Stored data

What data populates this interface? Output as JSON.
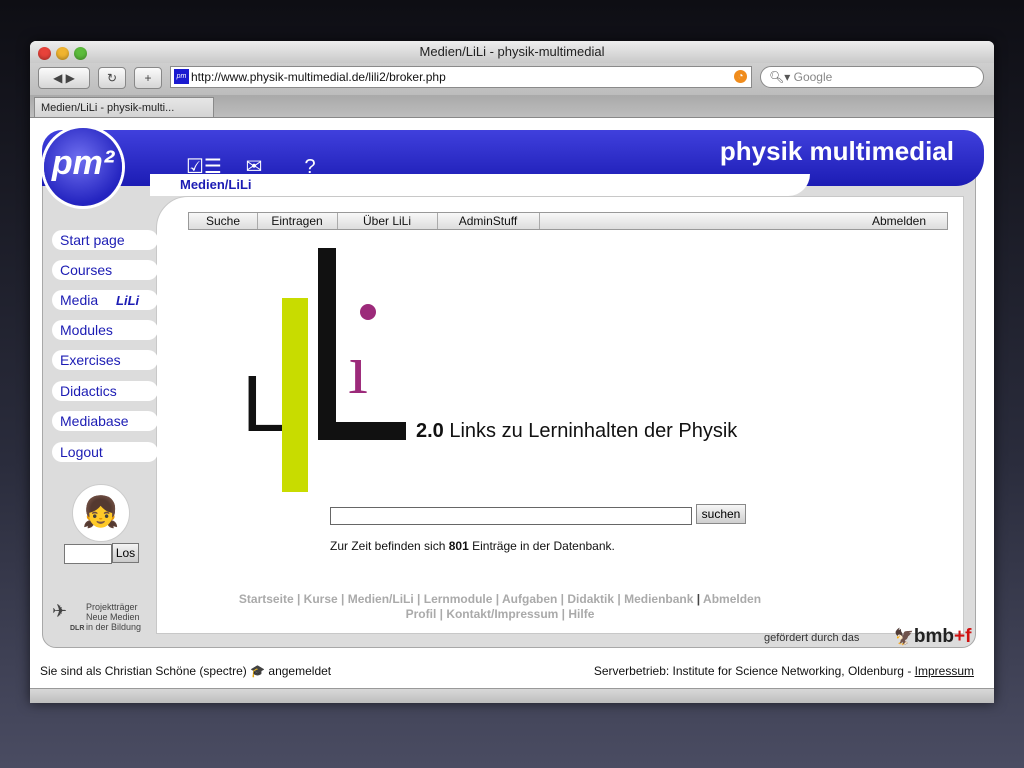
{
  "window": {
    "title": "Medien/LiLi - physik-multimedial"
  },
  "toolbar": {
    "url": "http://www.physik-multimedial.de/lili2/broker.php",
    "search_placeholder": "Google"
  },
  "tab": {
    "label": "Medien/LiLi - physik-multi..."
  },
  "header": {
    "title": "physik multimedial",
    "logo": "pm²",
    "breadcrumb": "Medien/LiLi"
  },
  "menu": {
    "items": [
      "Suche",
      "Eintragen",
      "Über LiLi",
      "AdminStuff"
    ],
    "logout": "Abmelden"
  },
  "sidebar": {
    "items": [
      "Start page",
      "Courses",
      "Media",
      "Modules",
      "Exercises",
      "Didactics",
      "Mediabase",
      "Logout"
    ],
    "media_badge": "LiLi",
    "go_button": "Los"
  },
  "dlr": {
    "line1": "Projektträger",
    "line2": "Neue Medien",
    "line3": "in der Bildung",
    "short": "DLR"
  },
  "main": {
    "tagline_version": "2.0",
    "tagline_text": " Links zu Lerninhalten der Physik",
    "search_button": "suchen",
    "count_prefix": "Zur Zeit befinden sich ",
    "count_value": "801",
    "count_suffix": " Einträge in der Datenbank."
  },
  "footer_nav": {
    "line1": [
      "Startseite",
      "Kurse",
      "Medien/LiLi",
      "Lernmodule",
      "Aufgaben",
      "Didaktik",
      "Medienbank",
      "Abmelden"
    ],
    "line2": [
      "Profil",
      "Kontakt/Impressum",
      "Hilfe"
    ]
  },
  "sponsor": {
    "text": "gefördert durch das",
    "brand_a": "bmb",
    "brand_plus": "+",
    "brand_b": "f"
  },
  "bottom": {
    "user": "Sie sind als Christian Schöne (spectre)",
    "status": "angemeldet",
    "server": "Serverbetrieb: Institute for Science Networking, Oldenburg -",
    "impressum": "Impressum"
  },
  "colors": {
    "brand": "#1c1cb4",
    "lime": "#c8dc00",
    "purple": "#9c2a7a"
  }
}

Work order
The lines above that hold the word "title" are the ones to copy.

Solution to this task
    "title": "Medien/LiLi - physik-multimedial"
    "title": "physik multimedial",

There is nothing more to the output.